Why is it so important to know myself?  First, as in the quotes above, it is the one main way of knowing God. Second, it is also a way of learning to love others as we are called upon “to love our neighbors as ourselves.”  It helps us not to relate with people in a condescending, judgmental, self-righteous or moralistic way (see Romans chapters 2 and 15); instead, to relate with them in humility and empathy, with genuine care and concern. 

Third, in knowing self, I learn to love myself as God loves me. It ensures that I do not live a lie. What do I mean?  There are, in all of us strengths and competencies. But therein lies also within, a prideful self, a competitive self, a covetous self, a lustful self, an envious self, an exhibitionistic or narcissistic self, and a deceitful self.  

The human capacity for self-deception is astounding. Jeremiah 17:9 puts it clearly – the heart is deceitfully wicked, above all else. If we aren’t aware of the dark side of who we are, it is going to have increased power and influence over our lives. Blind spots are dangerous – to self and to others. Also, things that are hidden or avoided don’t grow weaker; they grow stronger! They will tyrannize us and cause us to fall. Much of the people’s failure today is because they are not aware of or refuse to acknowledge their dark sides or blind spots. 

How then do we know ourselves?  Primarily through Scriptures, through self-introspection and social interaction. The apostle James likens the Bible as like a mirror that shows us our true selves. This consist not only of our sins and sinful tendencies, but our “loveliness” as made in the image of God, redeemed by His precious blood and regarded as His children and His beloved.

In self-reflection or introspection, the discipline of psychology can be of valuable help as psychology is essentially the study of human beings and behavior. Solitude and journaling can provide the platform for such self-reflection. Finally, friends and family members (especially our spouse!), classmates and working colleagues also act as a mirror to who we are as they give us honest and constructive feedback.

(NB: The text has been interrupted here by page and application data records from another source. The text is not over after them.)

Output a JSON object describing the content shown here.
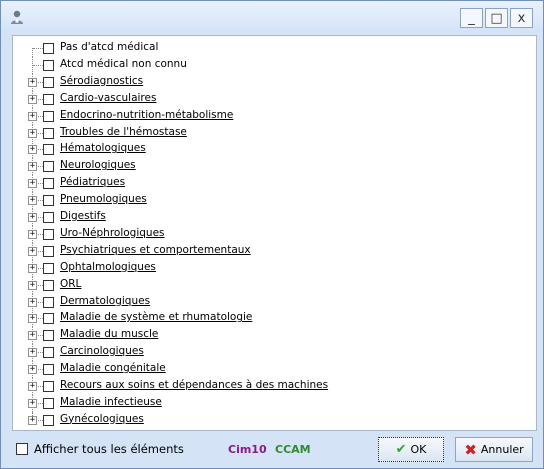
{
  "window": {
    "title": "",
    "controls": {
      "minimize": "_",
      "maximize": "□",
      "close": "x"
    }
  },
  "tree": {
    "items": [
      {
        "label": "Pas d'atcd médical",
        "expandable": false,
        "link": false
      },
      {
        "label": "Atcd médical non connu",
        "expandable": false,
        "link": false
      },
      {
        "label": "Sérodiagnostics",
        "expandable": true,
        "link": true
      },
      {
        "label": "Cardio-vasculaires",
        "expandable": true,
        "link": true
      },
      {
        "label": "Endocrino-nutrition-métabolisme",
        "expandable": true,
        "link": true
      },
      {
        "label": "Troubles de l'hémostase",
        "expandable": true,
        "link": true
      },
      {
        "label": "Hématologiques",
        "expandable": true,
        "link": true
      },
      {
        "label": "Neurologiques",
        "expandable": true,
        "link": true
      },
      {
        "label": "Pédiatriques",
        "expandable": true,
        "link": true
      },
      {
        "label": "Pneumologiques",
        "expandable": true,
        "link": true
      },
      {
        "label": "Digestifs",
        "expandable": true,
        "link": true
      },
      {
        "label": "Uro-Néphrologiques",
        "expandable": true,
        "link": true
      },
      {
        "label": "Psychiatriques et comportementaux",
        "expandable": true,
        "link": true
      },
      {
        "label": "Ophtalmologiques",
        "expandable": true,
        "link": true
      },
      {
        "label": "ORL",
        "expandable": true,
        "link": true
      },
      {
        "label": "Dermatologiques",
        "expandable": true,
        "link": true
      },
      {
        "label": "Maladie de système et rhumatologie",
        "expandable": true,
        "link": true
      },
      {
        "label": "Maladie du muscle",
        "expandable": true,
        "link": true
      },
      {
        "label": "Carcinologiques",
        "expandable": true,
        "link": true
      },
      {
        "label": "Maladie congénitale",
        "expandable": true,
        "link": true
      },
      {
        "label": "Recours aux soins et dépendances à des machines",
        "expandable": true,
        "link": true
      },
      {
        "label": "Maladie infectieuse",
        "expandable": true,
        "link": true
      },
      {
        "label": "Gynécologiques",
        "expandable": true,
        "link": true
      }
    ]
  },
  "footer": {
    "show_all_label": "Afficher tous les éléments",
    "cim10_label": "Cim10",
    "ccam_label": "CCAM",
    "ok_label": "OK",
    "cancel_label": "Annuler"
  },
  "colors": {
    "cim10": "#8b1a8b",
    "ccam": "#2e8b2e",
    "ok_icon": "#2fa32f",
    "cancel_icon": "#d62020"
  },
  "icons": {
    "app": "user-medical-icon",
    "ok": "checkmark-icon",
    "cancel": "x-icon"
  }
}
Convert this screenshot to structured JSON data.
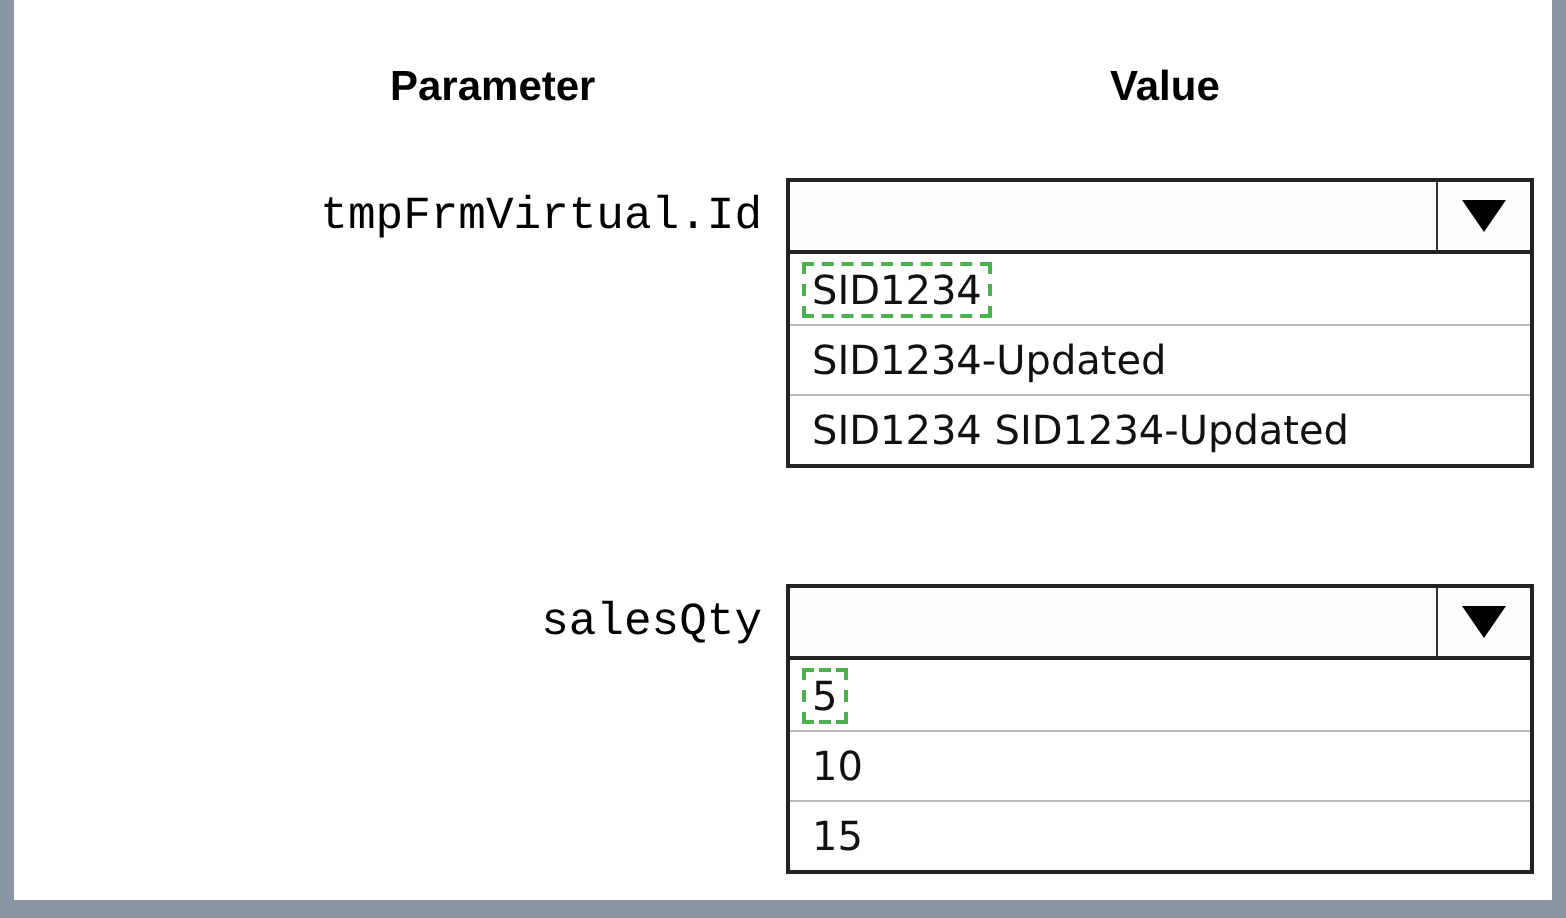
{
  "headers": [
    "Parameter",
    "Value"
  ],
  "parameters": [
    {
      "name": "tmpFrmVirtual.Id",
      "options": [
        {
          "label": "SID1234",
          "selected": true
        },
        {
          "label": "SID1234-Updated",
          "selected": false
        },
        {
          "label": "SID1234 SID1234-Updated",
          "selected": false
        }
      ]
    },
    {
      "name": "salesQty",
      "options": [
        {
          "label": "5",
          "selected": true
        },
        {
          "label": "10",
          "selected": false
        },
        {
          "label": "15",
          "selected": false
        }
      ]
    }
  ]
}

There is virtue in self-intimacy. Though it takes time, self-knowledge does lead to a deeper appreciation and respect for this unique person God has made us to be. Above all, it allows God to shape us by His grace and to use us for His glory.